We're very nearly done deploying our Django app. There's just one more thing we should take care of. Having a raw IP as our website address is kind of yucky, isn't it? You're not going to ask your friend, boss, or mum to visit 184.108.40.206 to check out your cool new Django app. You want a domain name like mycoolwebsite.xyz! Let's finish up our deployment by setting up a domain for our web app.
Here we will learn how to:
- Buy a domain name
- Set up a Cloudflare reverse-proxy
- Adding our domain name to Django prod settings
- Test our setup
A quick note before we start - usually you would do this at the start of the process, right after you create your server, because setting domain name records can take a long time. The reason we're doing it last in this guide is to make sure that you're confident that your app is working before we start fiddling with DNS. If you've never heard of DNS before, I did a short blog post that explains the basics.
Buy a domain name
If you already own a domain name for your app your can skip this step. To get a domain name we need to give someone some money. We're going to go to Namecheap and buy a domain name. Why Namecheap? Domain name registrars exist to sell domains and occasionally fuck you over by raising prices and trying to sell you crap that you don't need. They're generally a pain, so I did a Google search for "site:reddit.com best domain seller", and the good people of Reddit seemed to hate Namecheap the least.
Set up Cloudflare
We're going to use Cloudflare to set up our DNS records. I've written elsewhere on why I like Cloudflare. TLDR it's pretty easy to use and provides some nice bonus features like caching your static files, SSL encryption and analytics.
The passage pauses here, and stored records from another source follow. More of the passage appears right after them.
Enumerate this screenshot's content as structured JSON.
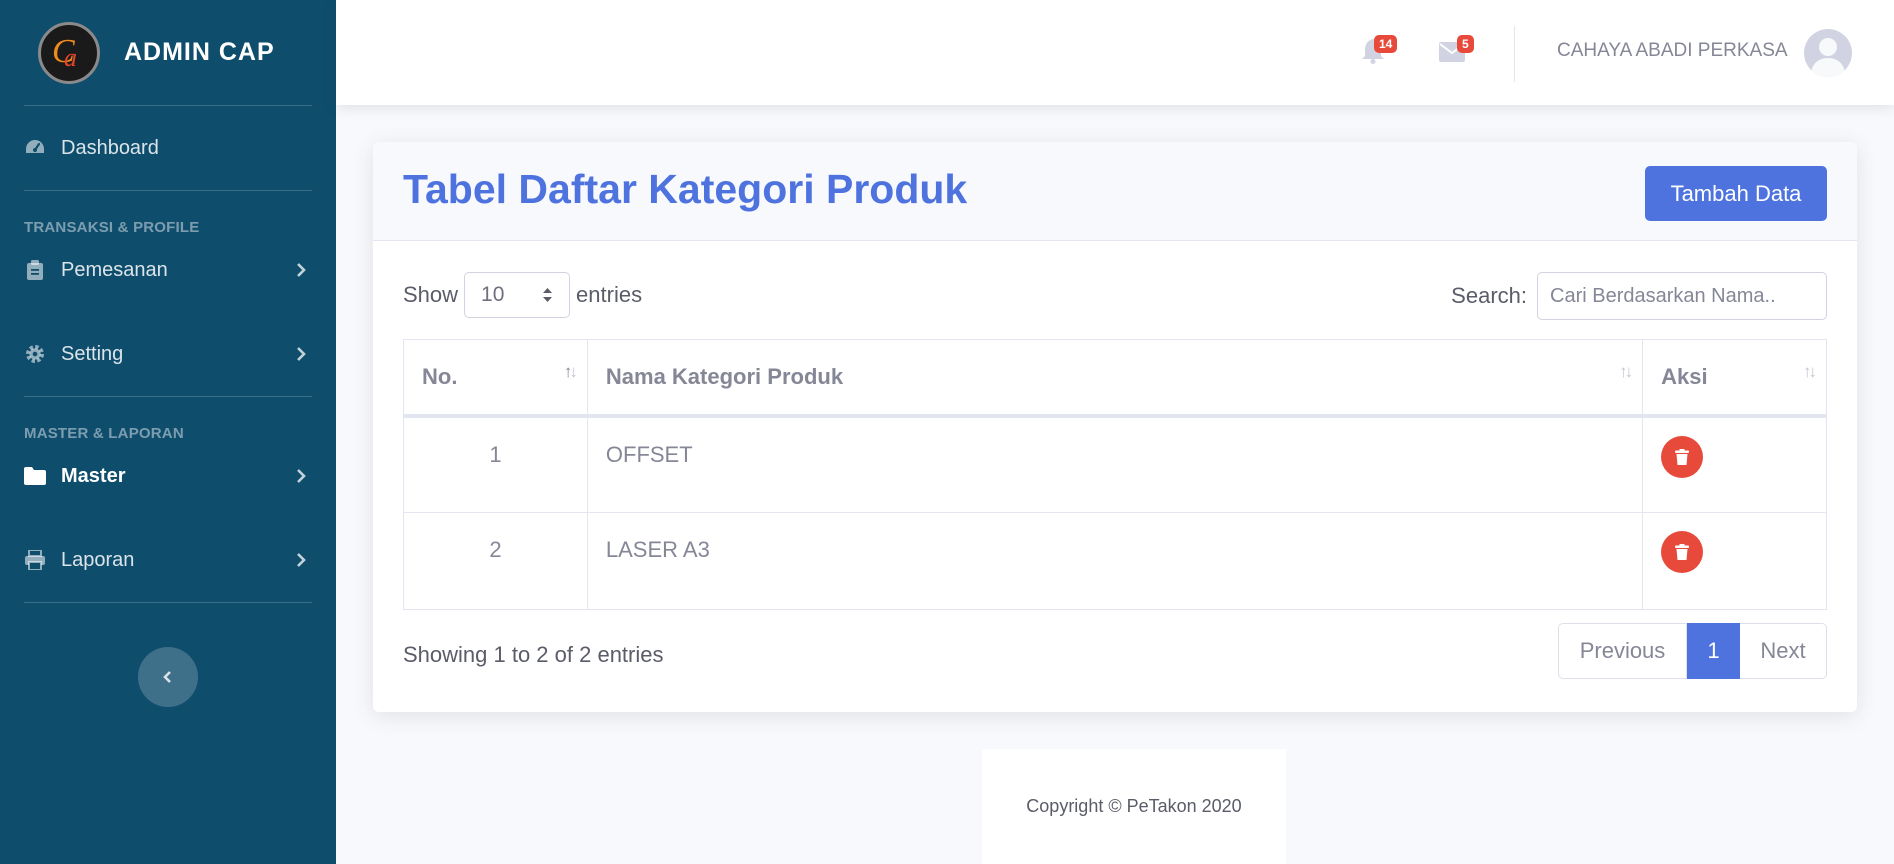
{
  "brand": {
    "name": "ADMIN CAP",
    "logo_letters": "Ca"
  },
  "sidebar": {
    "items_top": [
      {
        "label": "Dashboard",
        "icon": "tachometer-icon"
      }
    ],
    "heading1": "TRANSAKSI & PROFILE",
    "group1": [
      {
        "label": "Pemesanan",
        "icon": "clipboard-icon"
      },
      {
        "label": "Setting",
        "icon": "gear-icon"
      }
    ],
    "heading2": "MASTER & LAPORAN",
    "group2": [
      {
        "label": "Master",
        "icon": "folder-icon",
        "active": true
      },
      {
        "label": "Laporan",
        "icon": "printer-icon"
      }
    ]
  },
  "topbar": {
    "alerts_count": "14",
    "messages_count": "5",
    "user_name": "CAHAYA ABADI PERKASA"
  },
  "card": {
    "title": "Tabel Daftar Kategori Produk",
    "add_button": "Tambah Data"
  },
  "table_controls": {
    "show_label": "Show",
    "entries_value": "10",
    "entries_label": "entries",
    "search_label": "Search:",
    "search_placeholder": "Cari Berdasarkan Nama.."
  },
  "table": {
    "columns": [
      "No.",
      "Nama Kategori Produk",
      "Aksi"
    ],
    "rows": [
      {
        "no": "1",
        "name": "OFFSET"
      },
      {
        "no": "2",
        "name": "LASER A3"
      }
    ]
  },
  "pagination": {
    "info": "Showing 1 to 2 of 2 entries",
    "previous": "Previous",
    "current": "1",
    "next": "Next"
  },
  "footer": {
    "text": "Copyright © PeTakon 2020"
  },
  "colors": {
    "sidebar_bg": "#0f4d6d",
    "primary": "#4e73df",
    "danger": "#e74a3b"
  }
}
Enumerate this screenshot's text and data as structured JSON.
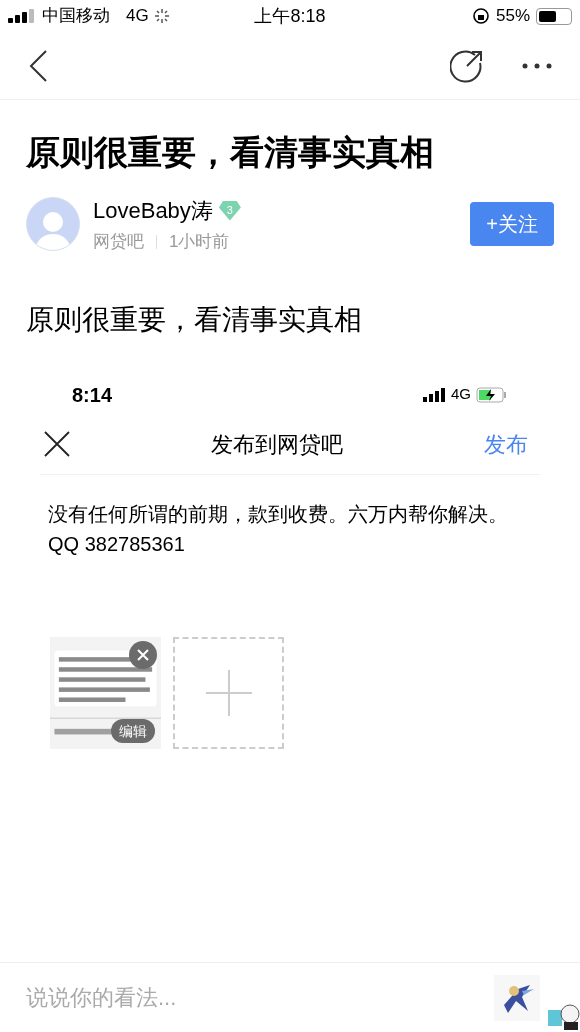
{
  "status_bar": {
    "carrier": "中国移动",
    "network": "4G",
    "time": "上午8:18",
    "battery": "55%"
  },
  "post": {
    "title": "原则很重要，看清事实真相",
    "author": {
      "name": "LoveBaby涛",
      "badge": "3",
      "forum": "网贷吧",
      "time": "1小时前",
      "follow": "+关注"
    },
    "body": "原则很重要，看清事实真相",
    "screenshot": {
      "status_bar": {
        "time": "8:14",
        "network": "4G"
      },
      "header": {
        "title": "发布到网贷吧",
        "action": "发布"
      },
      "text": "没有任何所谓的前期，款到收费。六万内帮你解决。QQ 382785361",
      "attachments": [
        {
          "kind": "picture",
          "edit": "编辑"
        },
        {
          "kind": "add"
        }
      ]
    }
  },
  "comment_bar": {
    "placeholder": "说说你的看法..."
  }
}
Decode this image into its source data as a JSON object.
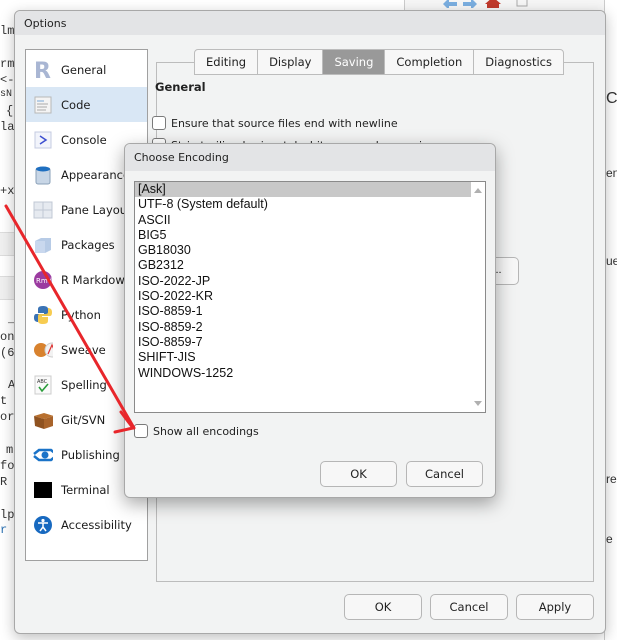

All requests to our domain (mycoolwebsite.xyz) are going to pass through Cloudflare's servers, which are running NGINX under the hood. This kind of set up is called a "reverse proxy", because we have a "proxy" (Cloudflare), routing all incoming traffic to our server. This is in contrast to a "forward proxy", which deals will outbound traffic.
... 30 minutes later ...
Alright! We're done! Congratulations, you've deployed a Django app. Just as a quick recap, you've learned how to:
- Use ssh, scp and create SSH keys
- Create a cloud virtual machine
- Set up your cloud VM
- Configure your Django project for deployment
- Deploy your Django project to the server
- Run your web app using Gunicorn and Supervisor
- Set up server logging
- Automate the deployment, server setup and database backups
- Set up your web app's domain name plus SSL and caching using Cloudflare
Now I encourage you to take the things you've learned and write your own Django app and try deploying that. It will probably break at some point, it always does, but I hope you're able to use the skills that you've picked up in this guide to debug the problem and fix it.
You've got the basics down, but there is a lot of stuff you can learn about deploying Django and web apps in general. Some things you might want to look into at some point:
- Setting up Django logging in production
- Adding error monitoring
- Adding offline tasks
- Adding offline scheduled tasks
- Start using Git for deployments
- Try using Fabric for deployment scripting
- Implement "continuous delivery" using GitHub actions
- Try using PostgreSQL instead of SQLite
- Try using NGINX instead of (or in addition to) Cloudflare
- Try put your gunicorn server / Django app inside of Docker with Docker Swarm
- Try out media hosting in AWS S3
- Add automated unit tests to your deployment pipeline
- Secure your server fail2ban and a firewall
- Improve your server setup automation with Ansible
- Try a different cloud hosting provider, like AWS or Google Cloud
There's an endless list of stuff you can learn, and there's no need to do it all right now, but it's there if you're interested.
If you have any feedback on this guide, or questions about the steps, you can email me at [email protected]
If you have any feedback or questions email me at [email protected]